This is the fourteenth post in a series by J. David Odom (ASHRAE), Richard Scott (AIA/NCARB/LEED AP), and George H. DuBose (CGC). It was first published as a mini-monograph for NCARB (National Council of Architectural Registration Boards).

Construction IAQ Management Plan During Construction and Before Occupancy Intent: Reduce indoor air quality (IAQ) problems resulting from the construction/renovation process in order to help sustain the comfort and well-being of construction workers and building occupants.

During construction there can be increased pollutant load in a building because of various factors: heavy particulate load and the off gassing of formaldehyde and volatile organic compounds (VOCs) from newly installed products. There are various methods of controlling this additional pollutant load, such as additional air filtration, the use of temporary air handlers for heating and cooling, and flushing out the building with additional amounts of outside air.

As proposed by LEED Credit 3.2, building flush out can occur either late in the construction phase or after the building is occupied. While the use of outside air to flush out the building may reduce the concentration of off gassing, it can also inadvertently cause moisture problems. Although the moisture problems may be short-term (decreasing after the flush out is finished), the resultant mold problems could be long-lasting.

The EQ Credits related to the Construction IAQ Management Plan allow for two separate approaches to building flush out, one during construction and an alternative plan after occupancy. Both approaches involve a substantial amount of outside air volume – 14,000 cubic feet (cfm) per square foot (SF) of floor area. Whether this flush out occurs rapidly over a several week period (during the late stages of construction) or more slowly over several months (during post construction), moisture problems are likely to result in many parts of the country during the summertime.

To be continued…
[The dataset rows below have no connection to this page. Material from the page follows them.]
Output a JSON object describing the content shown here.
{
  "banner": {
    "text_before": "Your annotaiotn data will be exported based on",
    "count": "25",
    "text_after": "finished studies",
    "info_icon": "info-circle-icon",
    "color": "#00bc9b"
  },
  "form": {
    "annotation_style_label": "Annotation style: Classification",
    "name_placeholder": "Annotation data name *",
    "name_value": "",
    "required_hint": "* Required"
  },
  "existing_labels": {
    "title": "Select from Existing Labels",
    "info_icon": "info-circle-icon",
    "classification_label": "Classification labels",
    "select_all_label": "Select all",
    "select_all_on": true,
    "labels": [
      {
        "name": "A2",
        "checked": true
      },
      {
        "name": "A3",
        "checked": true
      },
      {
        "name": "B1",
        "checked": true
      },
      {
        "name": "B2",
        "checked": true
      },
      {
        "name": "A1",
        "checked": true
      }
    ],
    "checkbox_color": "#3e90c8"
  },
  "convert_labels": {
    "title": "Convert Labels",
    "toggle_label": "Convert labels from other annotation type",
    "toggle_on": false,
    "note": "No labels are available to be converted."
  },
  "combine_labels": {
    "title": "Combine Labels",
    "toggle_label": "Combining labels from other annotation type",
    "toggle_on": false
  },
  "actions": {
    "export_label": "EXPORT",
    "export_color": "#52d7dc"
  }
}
J. David Odom is a Vice President and Senior Building Forensics Consultant with Liberty Building Forensics Group. He has managed some of the largest and most complex mold and moisture problems in the country, including the $60M construction defect claim at the Hilton Hawaiian Village in Honolulu and the $20M claim at the Martin County courthouse. He has also managed over 500 projects for the Walt Disney Corporation dating back to 1982 that have included technical issues related to corrosion, moisture, and design & construction defect-related problems. He has published numerous manuals and technical articles, including a monograph on moisture and mold for the National Council of Architectural Registration Boards (NCARB). For more information, contact J. David Odom at

With over 35 years of experience, Richard S. Scott is an expert in the areas of architecture, interior design, and building forensics, with a focus on moisture-related building problems. He is certified by both the American Institute of Architects/AIA Florida and the National Council of Architectural Registration Boards (NCARB). He has published over 30 articles, and has lectured or presented at nearly 40 seminars or events. Mr. Scott has developed various training courses, including a 16-hour IAQ training course for NASA and an 8-hour water intrusion prevention training course for the Naval Facilities Engineering Command (NAVFAC). He can be reached at

George H. DuBose, CGC is a certified Florida General Contractor and Vice President with Liberty Building Forensics Group, a firm specializing in moisture intrusion, mold problems, litigation support/buildings forensics, problem-avoidance peer reviews, commissioning, and implementation of green buildings. He has authored numerous articles and co-authored three manuals on moisture-related indoor air quality (IAQ) problems and building commissioning. He has diagnosed and solved hundreds of moisture and mold related building problems worldwide. DuBose can be contacted at